Getting through immigration in the states took the usual hour to get through mainly caused by the fact that they only had one person checking all the non-US citizens. By contrast in Mexico I was straight through in 10 minutes. But Mexico is an odd place really. Near the border with the USA policemen and drug dealers are being killed every day in what seems to be a never ending and increasing spiral of violence and retaliation. When I arrived the headline in one of the papers was about a police chief who had just been assassinated. But then in complete contrast you have the Yucatan peninsula which is relatively calm and unlike many other Latin American cities, is quite safe to walk around in. I suppose being isolated on the opposite side of the Gulf of Mexico provides some protection. The town of Cancun itself can easily be missed off any tour, it’s a completely featureless place and has no buildings of any historic worth or interest. There is a famed holiday area which I didn’t head to as my log cabin and swimming pool hidden in a secret enclave in the city did me fine. But I was really here to see what is now considered to be one of the new “modern” Seven Wonders of the World. In fact this was the only one I haven’t seen after visiting the rest over my many backpacking years…. The others are The Taj Mahal (India), Petra (Jordan), Christ the Redeemer (Brazil), Colosseum (Italy), Great Wall of China (China) and the lost city of Machu Picchu (Peru)…..

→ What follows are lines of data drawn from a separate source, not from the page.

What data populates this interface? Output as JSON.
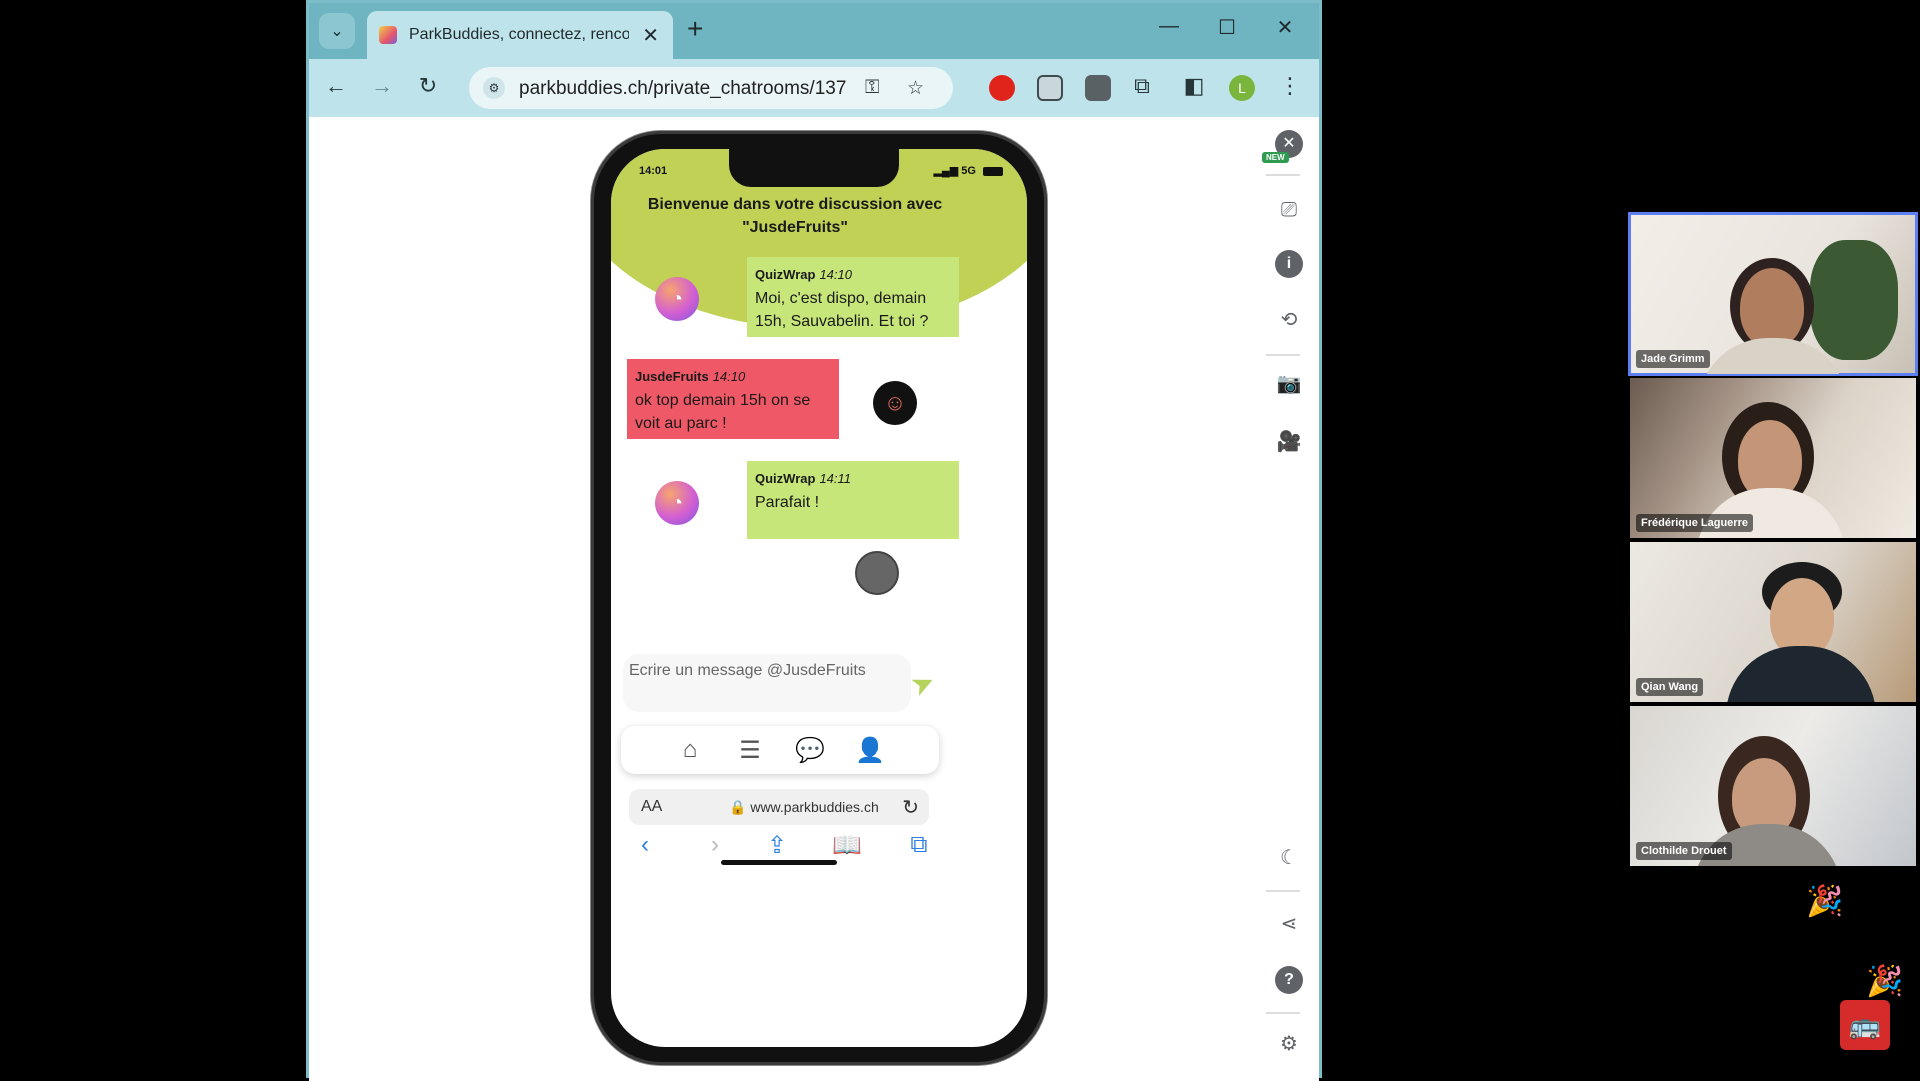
{
  "browser": {
    "tab_title": "ParkBuddies, connectez, rencon",
    "url": "parkbuddies.ch/private_chatrooms/137",
    "profile_initial": "L"
  },
  "phone": {
    "status_time": "14:01",
    "status_network": "5G",
    "welcome_text": "Bienvenue dans votre discussion avec \"JusdeFruits\"",
    "messages": [
      {
        "author": "QuizWrap",
        "time": "14:10",
        "text": "Moi, c'est dispo, demain 15h, Sauvabelin. Et toi ?"
      },
      {
        "author": "JusdeFruits",
        "time": "14:10",
        "text": "ok top demain 15h on se voit au parc !"
      },
      {
        "author": "QuizWrap",
        "time": "14:11",
        "text": "Parafait !"
      }
    ],
    "input_placeholder": "Ecrire un message @JusdeFruits",
    "safari_text_size": "AA",
    "safari_url": "www.parkbuddies.ch"
  },
  "sidebar": {
    "new_badge": "NEW"
  },
  "participants": [
    {
      "name": "Jade Grimm"
    },
    {
      "name": "Frédérique Laguerre"
    },
    {
      "name": "Qian Wang"
    },
    {
      "name": "Clothilde Drouet"
    }
  ],
  "colors": {
    "tab_bar": "#6fb5c1",
    "toolbar": "#bfe3ea",
    "welcome_bg": "#c0d155",
    "msg_green": "#c7e67a",
    "msg_red": "#ef5866",
    "active_speaker": "#5d7ff2"
  }
}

Chichen Itza is one of the many Maya cities in his part of the world but is meant to be the most spectacular. Walking around the site it was hard not to be impressed at the monumental structures and the history associated with them but for me the amount of tourists completely destroyed the atmosphere. Like the terracotta warriors, people pushed, shouted and jostled to see stuff and touts constantly tried to sell their souvenirs which included a really annoying whistle which made the round of a roaring Jaguar. On top of this were the old dears shouting things like “Walter look here, I think this is where they sacrificed virgins.” as tempting as it was I didn’t go over and say, “don’t worry, I think you\’re quite safe!”

I remember visiting the equally impressive Tikal in Guatemala nearly 10 years ago and I basically had the whole place to myself, the quiet eeriness punctuated by the screams of monkeys added a fantastically emotive soundtrack of the ruins as they lay surrounded by the encroaching jungle. I hope it has not succumbed to the mass tourism of this place. “Walter, I’ve found the bathroom, you want to go? You know what your bladder’s like” was not the emotive sound I thought I would hear before coming here. But the site, if not overly repaired is still nice to visit although you are no longer allowed to climb to the top of the main pyramid. The climb was stopped permanently after a rather unfit American lady discovered a quicker way to get to the bottom than walking. Needless to say it never caught on.

What amazed me more though was how two distinct civilisations that never met on either side of the Atlantic Ocean came to develop the same type of buildings and similar types of gods. The pyramids do strike a somewhat similar resemblance to those in Egypt but you could argue that this is to be expected due to this being the most stable form of large building you could design. But the gods? Both civilisations held the cat in high regard with carvings everywhere and most strikingly, both civilisations created a god with a human body but the head of a bird. For me it just shows how similar we are as a human race to come up with the same solutions for the same problems or beliefs although both civilisations never met….. Or was it intelligent design???? Nope!!!!!

But these thoughts aside, my all too short visit to Mexico was over but my short introduction has left me intrigued and I will definitely come back here in the future to visit some of the more historical but less touristy areas of the country. But the next stop was Dallas, after all, I had given my address as South Fork so I’d better go!